Hydrogen gas that is created using solar energy to split water into hydrogen and oxygen has the potential to be a cost-effective fuel source if the efficiency of the catalysts used in the water-splitting process can be improved. By controlling the placement of key additives (dopant atoms) in an iron oxide catalyst, researchers from the NIST Center for Nanoscale Science and Technology have found that the final location of the dopants and the temperature at which they are incorporated into the catalyst crystal lattice determine overall catalytic performance in splitting water.

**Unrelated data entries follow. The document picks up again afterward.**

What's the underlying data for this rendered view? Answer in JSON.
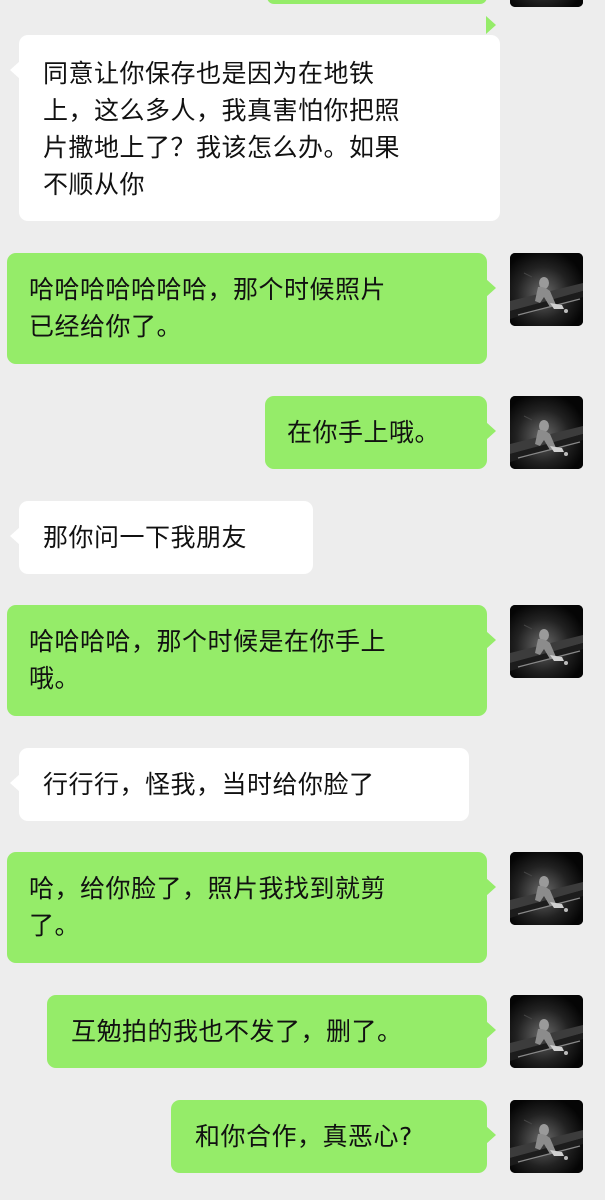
{
  "conversation": {
    "messages": [
      {
        "side": "incoming",
        "text": "同意让你保存也是因为在地铁上，这么多人，我真害怕你把照片撒地上了？我该怎么办。如果不顺从你"
      },
      {
        "side": "outgoing",
        "text": "哈哈哈哈哈哈哈，那个时候照片已经给你了。"
      },
      {
        "side": "outgoing",
        "text": "在你手上哦。"
      },
      {
        "side": "incoming",
        "text": "那你问一下我朋友"
      },
      {
        "side": "outgoing",
        "text": "哈哈哈哈，那个时候是在你手上哦。"
      },
      {
        "side": "incoming",
        "text": "行行行，怪我，当时给你脸了"
      },
      {
        "side": "outgoing",
        "text": "哈，给你脸了，照片我找到就剪了。"
      },
      {
        "side": "outgoing",
        "text": "互勉拍的我也不发了，删了。"
      },
      {
        "side": "outgoing",
        "text": "和你合作，真恶心?"
      }
    ]
  },
  "lines": {
    "m0": [
      "同意让你保存也是因为在地铁",
      "上，这么多人，我真害怕你把照",
      "片撒地上了？我该怎么办。如果",
      "不顺从你"
    ],
    "m1": [
      "哈哈哈哈哈哈哈，那个时候照片",
      "已经给你了。"
    ],
    "m4": [
      "哈哈哈哈，那个时候是在你手上",
      "哦。"
    ],
    "m6": [
      "哈，给你脸了，照片我找到就剪",
      "了。"
    ]
  },
  "colors": {
    "background": "#ededed",
    "incoming_bubble": "#ffffff",
    "outgoing_bubble": "#95ec69",
    "text": "#111111"
  },
  "icons": {
    "self_avatar": "dark-photo-avatar"
  }
}
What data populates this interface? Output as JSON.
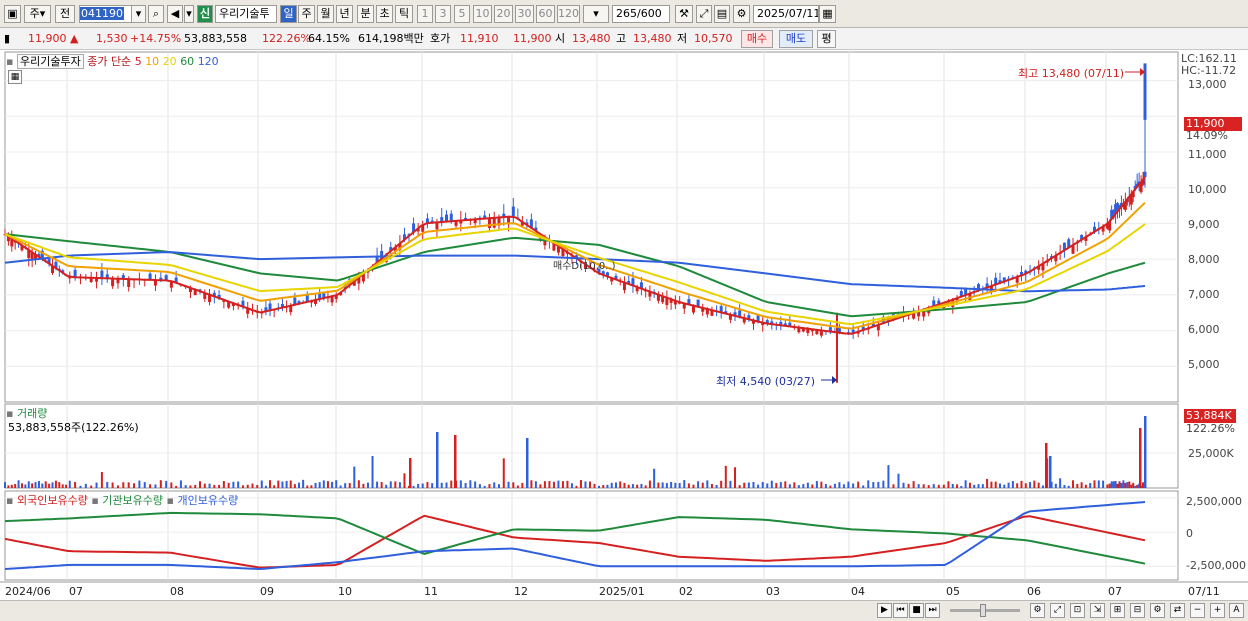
{
  "toolbar": {
    "type_label": "주",
    "prev_label": "전",
    "stock_code": "041190",
    "new_label": "신",
    "stock_name": "우리기술투",
    "period_tabs": [
      "일",
      "주",
      "월",
      "년",
      "분",
      "초",
      "틱"
    ],
    "active_period": "일",
    "intervals": [
      "1",
      "3",
      "5",
      "10",
      "20",
      "30",
      "60",
      "120"
    ],
    "count_value": "265",
    "count_total": "/600",
    "date_value": "2025/07/11"
  },
  "quote": {
    "price": "11,900",
    "change": "1,530",
    "change_pct": "+14.75%",
    "volume": "53,883,558",
    "volume_pct": "122.26%",
    "turnover_pct": "64.15%",
    "amount": "614,198백만",
    "ask_label": "호가",
    "ask1": "11,910",
    "ask2": "11,900",
    "open_label": "시",
    "open": "13,480",
    "high_label": "고",
    "high": "13,480",
    "low_label": "저",
    "low": "10,570",
    "buy_label": "매수",
    "sell_label": "매도",
    "eval_label": "평"
  },
  "price_panel": {
    "stock_name": "우리기술투자",
    "ma_label": "종가 단순",
    "ma_periods": [
      {
        "period": "5",
        "color": "#d42020"
      },
      {
        "period": "10",
        "color": "#f0a000"
      },
      {
        "period": "20",
        "color": "#e8d400"
      },
      {
        "period": "60",
        "color": "#1f8a3c"
      },
      {
        "period": "120",
        "color": "#2f5fdc"
      }
    ],
    "lc": "LC:162.11",
    "hc": "HC:-11.72",
    "high_annot": "최고 13,480 (07/11)",
    "low_annot": "최저 4,540 (03/27)",
    "trade_annot": "매수D(10,0..)",
    "current_price": "11,900",
    "current_pct": "14.09%",
    "y_ticks": [
      "13,000",
      "12,000",
      "11,000",
      "10,000",
      "9,000",
      "8,000",
      "7,000",
      "6,000",
      "5,000"
    ]
  },
  "volume_panel": {
    "title": "거래량",
    "value_line": "53,883,558주(122.26%)",
    "badge": "53,884K",
    "badge_pct": "122.26%",
    "y_tick": "25,000K"
  },
  "holding_panel": {
    "series": [
      {
        "name": "외국인보유수량",
        "color": "#d42020"
      },
      {
        "name": "기관보유수량",
        "color": "#1f8a3c"
      },
      {
        "name": "개인보유수량",
        "color": "#2f5fdc"
      }
    ],
    "y_ticks": [
      "2,500,000",
      "0",
      "-2,500,000"
    ]
  },
  "x_ticks": [
    "2024/06",
    "07",
    "08",
    "09",
    "10",
    "11",
    "12",
    "2025/01",
    "02",
    "03",
    "04",
    "05",
    "06",
    "07"
  ],
  "x_last": "07/11",
  "chart_data": [
    {
      "type": "line",
      "title": "우리기술투자",
      "ylim": [
        4000,
        13800
      ],
      "x": [
        "2024/06",
        "07",
        "08",
        "09",
        "10",
        "11",
        "12",
        "2025/01",
        "02",
        "03",
        "04",
        "05",
        "06",
        "07",
        "07/11"
      ],
      "series": [
        {
          "name": "5",
          "values": [
            8700,
            7500,
            7400,
            6500,
            7000,
            9000,
            9200,
            7600,
            6800,
            6200,
            5900,
            6800,
            7600,
            9000,
            10300
          ]
        },
        {
          "name": "60",
          "values": [
            8700,
            8500,
            8200,
            7600,
            7400,
            8200,
            8600,
            8400,
            7800,
            6800,
            6400,
            6600,
            6800,
            7600,
            7900
          ]
        },
        {
          "name": "120",
          "values": [
            7900,
            8100,
            8200,
            8000,
            8050,
            8100,
            8100,
            8000,
            7900,
            7600,
            7300,
            7200,
            7100,
            7150,
            7250
          ]
        }
      ],
      "annotations": [
        "최고 13,480 (07/11)",
        "최저 4,540 (03/27)"
      ]
    },
    {
      "type": "bar",
      "title": "거래량",
      "values_note": "53,883,558주(122.26%)",
      "last_value_k": 53884
    },
    {
      "type": "line",
      "ylim": [
        -3500000,
        3000000
      ],
      "series": [
        {
          "name": "외국인보유수량",
          "values": [
            -500000,
            -1400000,
            -1500000,
            -2600000,
            -2400000,
            1200000,
            -400000,
            -800000,
            -1800000,
            -2100000,
            -1800000,
            -800000,
            1200000,
            -600000
          ]
        },
        {
          "name": "기관보유수량",
          "values": [
            800000,
            1000000,
            1400000,
            1300000,
            1000000,
            -1600000,
            200000,
            100000,
            1100000,
            900000,
            200000,
            -100000,
            -600000,
            -2300000
          ]
        },
        {
          "name": "개인보유수량",
          "values": [
            -2700000,
            -2400000,
            -2400000,
            -2700000,
            -2200000,
            -1400000,
            -1200000,
            -2500000,
            -2500000,
            -2500000,
            -2500000,
            -2400000,
            1500000,
            2200000
          ]
        }
      ]
    }
  ]
}
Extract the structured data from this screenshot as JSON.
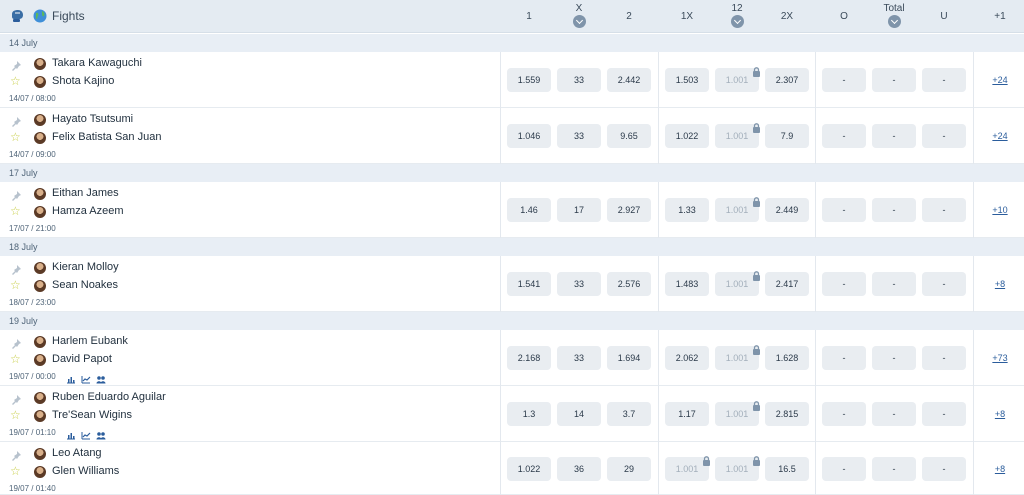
{
  "header": {
    "title": "Fights",
    "columns": [
      "1",
      "X",
      "2",
      "1X",
      "12",
      "2X",
      "O",
      "Total",
      "U",
      "+1"
    ]
  },
  "dates": [
    "14 July",
    "17 July",
    "18 July",
    "19 July"
  ],
  "matches": [
    {
      "fighter1": "Takara Kawaguchi",
      "fighter2": "Shota Kajino",
      "time": "14/07 / 08:00",
      "odds": [
        "1.559",
        "33",
        "2.442",
        "1.503",
        "1.001",
        "2.307",
        "-",
        "-",
        "-"
      ],
      "more": "+24"
    },
    {
      "fighter1": "Hayato Tsutsumi",
      "fighter2": "Felix Batista San Juan",
      "time": "14/07 / 09:00",
      "odds": [
        "1.046",
        "33",
        "9.65",
        "1.022",
        "1.001",
        "7.9",
        "-",
        "-",
        "-"
      ],
      "more": "+24"
    },
    {
      "fighter1": "Eithan James",
      "fighter2": "Hamza Azeem",
      "time": "17/07 / 21:00",
      "odds": [
        "1.46",
        "17",
        "2.927",
        "1.33",
        "1.001",
        "2.449",
        "-",
        "-",
        "-"
      ],
      "more": "+10"
    },
    {
      "fighter1": "Kieran Molloy",
      "fighter2": "Sean Noakes",
      "time": "18/07 / 23:00",
      "odds": [
        "1.541",
        "33",
        "2.576",
        "1.483",
        "1.001",
        "2.417",
        "-",
        "-",
        "-"
      ],
      "more": "+8"
    },
    {
      "fighter1": "Harlem Eubank",
      "fighter2": "David Papot",
      "time": "19/07 / 00:00",
      "odds": [
        "2.168",
        "33",
        "1.694",
        "2.062",
        "1.001",
        "1.628",
        "-",
        "-",
        "-"
      ],
      "more": "+73"
    },
    {
      "fighter1": "Ruben Eduardo Aguilar",
      "fighter2": "Tre'Sean Wigins",
      "time": "19/07 / 01:10",
      "odds": [
        "1.3",
        "14",
        "3.7",
        "1.17",
        "1.001",
        "2.815",
        "-",
        "-",
        "-"
      ],
      "more": "+8"
    },
    {
      "fighter1": "Leo Atang",
      "fighter2": "Glen Williams",
      "time": "19/07 / 01:40",
      "odds": [
        "1.022",
        "36",
        "29",
        "1.001",
        "1.001",
        "16.5",
        "-",
        "-",
        "-"
      ],
      "more": "+8"
    }
  ],
  "icons": {
    "sport": "boxing-glove-icon",
    "region": "globe-icon",
    "pin": "pin-icon",
    "favorite": "star-icon",
    "lock": "lock-icon",
    "stats": [
      "bar-chart-icon",
      "line-chart-icon",
      "h2h-icon"
    ]
  },
  "colors": {
    "header_bg": "#e4ebf2",
    "odd_bg": "#e9edf1",
    "link": "#2b5d9c",
    "star": "#c9cf4a"
  }
}
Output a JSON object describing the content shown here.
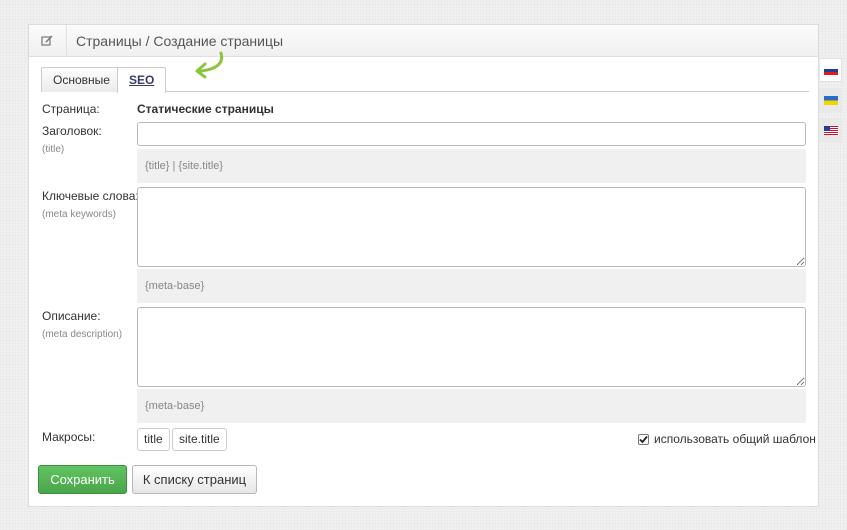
{
  "header": {
    "icon": "edit-icon",
    "title": "Страницы / Создание страницы"
  },
  "tabs": [
    {
      "label": "Основные",
      "active": false
    },
    {
      "label": "SEO",
      "active": true
    }
  ],
  "form": {
    "page_label": "Страница:",
    "page_value": "Статические страницы",
    "title_label": "Заголовок:",
    "title_sub": "(title)",
    "title_value": "",
    "title_hint": "{title} | {site.title}",
    "keywords_label": "Ключевые слова:",
    "keywords_sub": "(meta keywords)",
    "keywords_value": "",
    "keywords_hint": "{meta-base}",
    "description_label": "Описание:",
    "description_sub": "(meta description)",
    "description_value": "",
    "description_hint": "{meta-base}",
    "macros_label": "Макросы:",
    "macros": [
      "title",
      "site.title"
    ],
    "use_template_label": "использовать общий шаблон",
    "use_template_checked": true
  },
  "buttons": {
    "save": "Сохранить",
    "back": "К списку страниц"
  },
  "languages": [
    {
      "code": "ru",
      "active": true
    },
    {
      "code": "ua",
      "active": false
    },
    {
      "code": "us",
      "active": false
    }
  ],
  "colors": {
    "save_button": "#4cae4c",
    "arrow": "#8cc63f"
  }
}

The iron oxide hematite is a promising catalyst for water splitting because it is stable in water and absorbs a large portion of the solar spectrum. It is also abundant in the earth's crust, making it inexpensive. Unfortunately, pure hematite has only modest catalytic activity, falling well short of its predicted theoretical maximum efficiency. Incorporating dopants such as tin atoms into hematite's lattice improves performance, but it is a challenge to accurately measure the dopant concentration, making it difficult to understand and optimize their effects on catalyst performance.
Using thin films of hematite doped with tin, the researchers produced highly active samples that enabled them to measure and characterize the spatial distribution of dopants in the material and their role in catalysis. The researchers determined that as a result of the sample preparation protocol they followed, a dopant gradient extends from the interface with the dopant source to the catalyst surface, where the measured concentration is low compared with previous estimates from similarly prepared samples.
Contrary to prior results, they found that only a small dopant concentration is needed to improve catalytic activity. The researchers believe this study creates a path for improving the rational design of inexpensive catalysts for splitting water using solar energy.